|Born||May 2, 1930|
Ashtabula, Ohio, United States
|Died||September 3, 2017 (aged 87)|
|Genres||Traditional folk music, world music, children's songs|
|Occupation(s)||Singer, song collector, actor|
Clauson was born in Ashtabula, Ohio, to parents who were immigrants from Sweden. When he was two, the family returned to live in Viskafors, Sweden, and William began studying violin and singing at a music conservatory in Borås. At the age of six, he returned to the US to live with an uncle in Covina, California, and began playing the guitar. Four years later, he won the title of "All American Boy" at the Hollywood Bowl, and began taking occasional small uncredited acting roles in movies including Abbott and Costello's The Wistful Widow of Wagon Gap (1947).
According to Clauson, his big break as a performer came when he attended a lecture and concert by Carl Sandburg, at which Sandburg asked to borrow his guitar and later asked to hear some of Clauson's own songs. Sandburg became his mentor and helped launch his performing career. Inspired by Burl Ives, Clauson began performing folk songs from different countries. He moved to Sweden in 1954, married, and made his first recordings in Stockholm with the orchestra of Lille Bror Söderlundh. He became a popular singer in Sweden, appearing regularly on Swedish television and radio. He also toured around Europe, India, Australia, and the Americas, including appearances at Carnegie Hall in New York City, and the Royal Festival Hall in London.

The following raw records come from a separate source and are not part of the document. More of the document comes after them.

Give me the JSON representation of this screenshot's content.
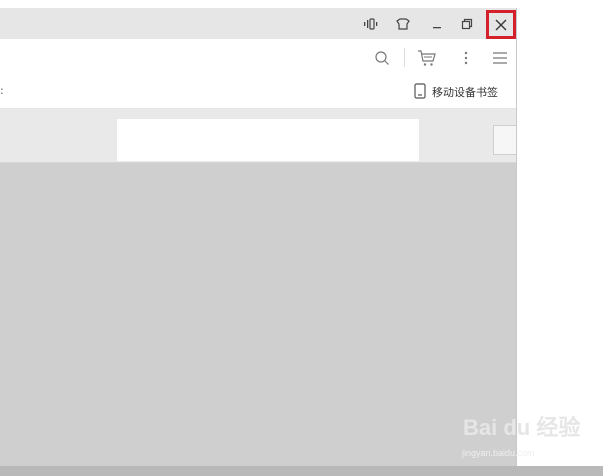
{
  "titlebar": {
    "icons": [
      "signal-icon",
      "skin-icon",
      "minimize-icon",
      "restore-icon",
      "close-icon"
    ]
  },
  "toolbar": {
    "icons": [
      "search-icon",
      "cart-icon",
      "more-icon",
      "menu-icon"
    ]
  },
  "bookmarks": {
    "left_fragment": ":",
    "mobile_bookmark_label": "移动设备书签"
  },
  "watermark": {
    "brand": "Bai du 经验",
    "site": "jingyan.baidu.com"
  },
  "colors": {
    "close_highlight": "#d4202a",
    "titlebar_bg": "#e6e6e6",
    "content_bg": "#cfcfcf"
  }
}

His repertoire included children's songs, and Swedish, British and American folk songs. Among the songs which he recorded in the 1950s were "La Bamba" – which he claimed to have first heard when visiting Veracruz, Mexico, and to have helped popularise – and "He's Got the Whole World in His Hands" which he heard when visiting a church service in Leesville, Louisiana. He worked extensively in Mexico with the Trío Calaveras, becoming known there as "El Charro Guero" (the blond cowboy). Working with song collector Percy Jones, he also performed and popularised many previously forgotten Australian folk songs. He recorded over 40 albums, on a variety of labels. These include Folk Songs and Ballads (1957), Click Go the Shears (1960), Stories in Song (1961), William Clauson sjunger Carl Michael Bellman (1963), and William Clauson Sings With His Latin American Trio Los Guaramex (1965).
In the late 1960s he opened a Mexican restaurant in Stockholm, before returning to live in the US, where he began collecting and performing cowboy songs. He later moved to live in Tijuana, Mexico, where he died in September 2017.
Clauson published the following recordings.
- Folk Songs with John Gregory and his group (RCA Victor, 1956)
- Folk Songs and Ballads (HMV, 1957)
- Clauson in Mexico! (Capitol, 1958)
- Click Go the Shears (1960)
- Stories in Song (1961)
- William Clauson sjunger Carl Michael Bellman (1963)
- Swedish Songs (MGM, 1964)
- William Clauson Sings With His Latin American Trio Los Guaramex (1965)
- An Evening at El Sombrero (Polydor, 1967)
- William Clauson with the Mariachi Sound (Polydor, 1971)
- Jag Är På Väg (with Rune Eliasson, 1972)
- He's Got The Whole World In His Hands (with the Delta Rhythm Boys, Nett, 1974)
- Scandinavia! (Monitor, 1974)
- Evert Taube Favoriter (Polydor, n.d.)
- A Guitar A Voice In Songs Of Love (with Ulf Göran Åhslund, RCA Victor, n.d.)
- Folk Songs of Scandinavia (HMV, n.d.)
- A Clauson Concert (HMV, n.d.)
- All Among the Wool Boys (RCA, n.d.)
- Serenaden I Prästgatan (with Evert Taube, Polydor, n.d.)
- Treasury of Folk Songs (SMC, n.d.)
- William Clauson 1930-2017, www.publikatetijuana.com. Retrieved 25 June 2018
- Mats Johansson, Magnus Nilsson, "William Clauson", sunkit.com. Accessed 13 April 2015
- Biography, William Clauson official site. Accessed 13 April 2015
- William Clauson, "Så förargligt Elinor ", recording details. Accessed 13 April 2015
- Ed Bedford, "The Salad? The Salad — Caesar's Restaurante in TJ", San Diego Reader, February 23, 2011. Accessed 13 April 2015
- Magnus Nilsson, "William Clauson är död", Sunkit.com, 11 September 2017. Retrieved 25 June 2018